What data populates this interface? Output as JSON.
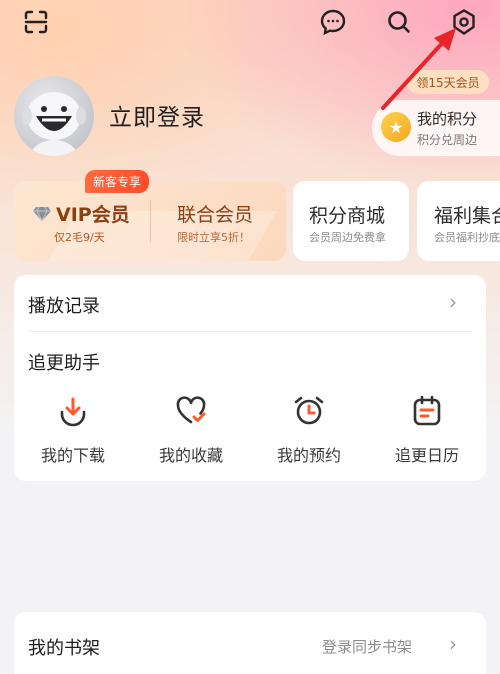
{
  "topbar": {
    "scan_icon": "scan-icon",
    "message_icon": "message-icon",
    "search_icon": "search-icon",
    "settings_icon": "settings-icon"
  },
  "profile": {
    "login_label": "立即登录"
  },
  "points": {
    "tag": "领15天会员",
    "title": "我的积分",
    "subtitle": "积分兑周边"
  },
  "vip": {
    "badge": "新客专享",
    "title": "VIP会员",
    "subtitle": "仅2毛9/天",
    "union_title": "联合会员",
    "union_subtitle": "限时立享5折！"
  },
  "mall": {
    "title": "积分商城",
    "subtitle": "会员周边免费拿"
  },
  "welfare": {
    "title": "福利集合",
    "subtitle": "会员福利抄底"
  },
  "history": {
    "label": "播放记录"
  },
  "assistant": {
    "title": "追更助手",
    "items": [
      {
        "label": "我的下载",
        "icon": "download-icon"
      },
      {
        "label": "我的收藏",
        "icon": "favorite-icon"
      },
      {
        "label": "我的预约",
        "icon": "alarm-icon"
      },
      {
        "label": "追更日历",
        "icon": "calendar-icon"
      }
    ]
  },
  "bookshelf": {
    "title": "我的书架",
    "action": "登录同步书架"
  },
  "colors": {
    "accent": "#ff5a2a",
    "vip_text": "#8a3e12",
    "annotation": "#e8262a"
  }
}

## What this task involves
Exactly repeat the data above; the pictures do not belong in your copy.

## Result
What data populates this interface? Output as JSON.
{
  "topbar": {
    "scan_icon": "scan-icon",
    "message_icon": "message-icon",
    "search_icon": "search-icon",
    "settings_icon": "settings-icon"
  },
  "profile": {
    "login_label": "立即登录"
  },
  "points": {
    "tag": "领15天会员",
    "title": "我的积分",
    "subtitle": "积分兑周边"
  },
  "vip": {
    "badge": "新客专享",
    "title": "VIP会员",
    "subtitle": "仅2毛9/天",
    "union_title": "联合会员",
    "union_subtitle": "限时立享5折！"
  },
  "mall": {
    "title": "积分商城",
    "subtitle": "会员周边免费拿"
  },
  "welfare": {
    "title": "福利集合",
    "subtitle": "会员福利抄底"
  },
  "history": {
    "label": "播放记录"
  },
  "assistant": {
    "title": "追更助手",
    "items": [
      {
        "label": "我的下载",
        "icon": "download-icon"
      },
      {
        "label": "我的收藏",
        "icon": "favorite-icon"
      },
      {
        "label": "我的预约",
        "icon": "alarm-icon"
      },
      {
        "label": "追更日历",
        "icon": "calendar-icon"
      }
    ]
  },
  "bookshelf": {
    "title": "我的书架",
    "action": "登录同步书架"
  },
  "colors": {
    "accent": "#ff5a2a",
    "vip_text": "#8a3e12",
    "annotation": "#e8262a"
  }
}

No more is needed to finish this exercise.